(Website and app data records)

▽

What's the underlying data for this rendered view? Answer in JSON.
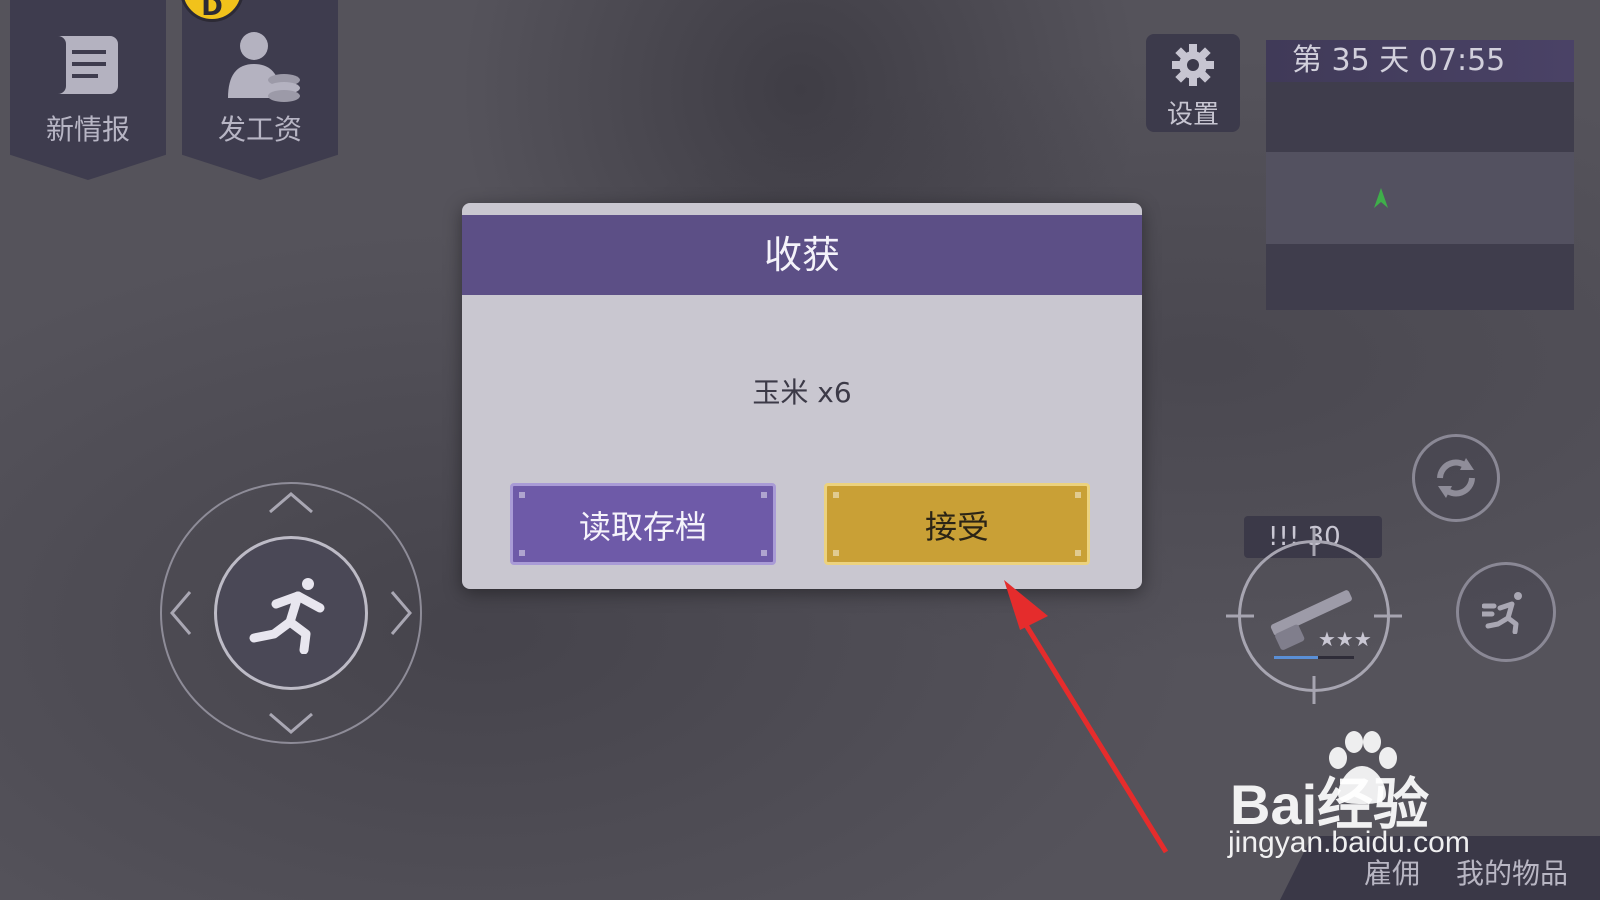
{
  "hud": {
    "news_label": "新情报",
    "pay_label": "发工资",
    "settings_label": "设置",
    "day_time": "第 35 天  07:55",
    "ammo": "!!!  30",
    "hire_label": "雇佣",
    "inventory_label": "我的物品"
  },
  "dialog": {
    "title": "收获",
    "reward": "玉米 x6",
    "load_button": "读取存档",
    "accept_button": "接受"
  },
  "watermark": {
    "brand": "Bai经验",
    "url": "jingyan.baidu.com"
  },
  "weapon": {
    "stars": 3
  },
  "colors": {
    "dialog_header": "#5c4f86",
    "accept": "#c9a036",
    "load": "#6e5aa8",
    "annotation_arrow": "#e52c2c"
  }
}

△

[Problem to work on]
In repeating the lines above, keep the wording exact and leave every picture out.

[Solution for this task]
What's the underlying data for this rendered view? Answer in JSON.
{
  "hud": {
    "news_label": "新情报",
    "pay_label": "发工资",
    "settings_label": "设置",
    "day_time": "第 35 天  07:55",
    "ammo": "!!!  30",
    "hire_label": "雇佣",
    "inventory_label": "我的物品"
  },
  "dialog": {
    "title": "收获",
    "reward": "玉米 x6",
    "load_button": "读取存档",
    "accept_button": "接受"
  },
  "watermark": {
    "brand": "Bai经验",
    "url": "jingyan.baidu.com"
  },
  "weapon": {
    "stars": 3
  },
  "colors": {
    "dialog_header": "#5c4f86",
    "accept": "#c9a036",
    "load": "#6e5aa8",
    "annotation_arrow": "#e52c2c"
  }
}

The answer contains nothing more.